[Records from a data collection]
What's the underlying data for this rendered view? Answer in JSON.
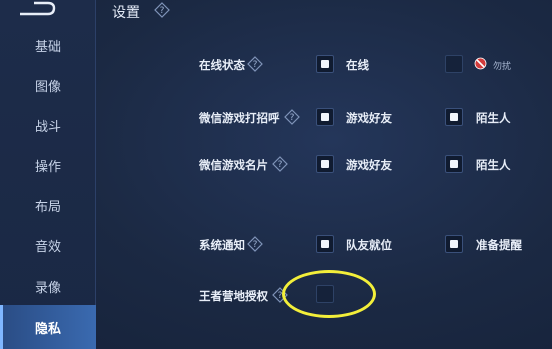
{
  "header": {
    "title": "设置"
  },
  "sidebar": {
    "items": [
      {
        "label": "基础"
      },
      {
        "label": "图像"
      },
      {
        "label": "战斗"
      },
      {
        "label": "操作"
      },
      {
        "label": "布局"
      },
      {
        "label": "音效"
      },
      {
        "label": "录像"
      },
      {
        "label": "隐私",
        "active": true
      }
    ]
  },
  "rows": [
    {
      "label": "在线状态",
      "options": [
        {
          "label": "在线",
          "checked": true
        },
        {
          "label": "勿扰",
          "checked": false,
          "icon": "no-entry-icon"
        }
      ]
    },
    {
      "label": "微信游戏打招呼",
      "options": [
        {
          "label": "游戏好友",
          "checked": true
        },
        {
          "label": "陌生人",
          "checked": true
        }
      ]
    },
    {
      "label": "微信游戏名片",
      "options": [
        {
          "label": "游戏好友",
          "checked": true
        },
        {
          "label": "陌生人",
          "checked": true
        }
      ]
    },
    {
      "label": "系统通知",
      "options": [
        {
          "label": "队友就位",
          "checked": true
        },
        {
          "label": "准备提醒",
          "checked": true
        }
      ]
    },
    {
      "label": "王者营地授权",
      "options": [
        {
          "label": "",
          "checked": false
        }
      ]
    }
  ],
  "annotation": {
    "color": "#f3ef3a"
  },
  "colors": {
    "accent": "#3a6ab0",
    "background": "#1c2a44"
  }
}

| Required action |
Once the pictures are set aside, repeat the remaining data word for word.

| Task answer |
What's the underlying data for this rendered view? Answer in JSON.
{
  "header": {
    "title": "设置"
  },
  "sidebar": {
    "items": [
      {
        "label": "基础"
      },
      {
        "label": "图像"
      },
      {
        "label": "战斗"
      },
      {
        "label": "操作"
      },
      {
        "label": "布局"
      },
      {
        "label": "音效"
      },
      {
        "label": "录像"
      },
      {
        "label": "隐私",
        "active": true
      }
    ]
  },
  "rows": [
    {
      "label": "在线状态",
      "options": [
        {
          "label": "在线",
          "checked": true
        },
        {
          "label": "勿扰",
          "checked": false,
          "icon": "no-entry-icon"
        }
      ]
    },
    {
      "label": "微信游戏打招呼",
      "options": [
        {
          "label": "游戏好友",
          "checked": true
        },
        {
          "label": "陌生人",
          "checked": true
        }
      ]
    },
    {
      "label": "微信游戏名片",
      "options": [
        {
          "label": "游戏好友",
          "checked": true
        },
        {
          "label": "陌生人",
          "checked": true
        }
      ]
    },
    {
      "label": "系统通知",
      "options": [
        {
          "label": "队友就位",
          "checked": true
        },
        {
          "label": "准备提醒",
          "checked": true
        }
      ]
    },
    {
      "label": "王者营地授权",
      "options": [
        {
          "label": "",
          "checked": false
        }
      ]
    }
  ],
  "annotation": {
    "color": "#f3ef3a"
  },
  "colors": {
    "accent": "#3a6ab0",
    "background": "#1c2a44"
  }
}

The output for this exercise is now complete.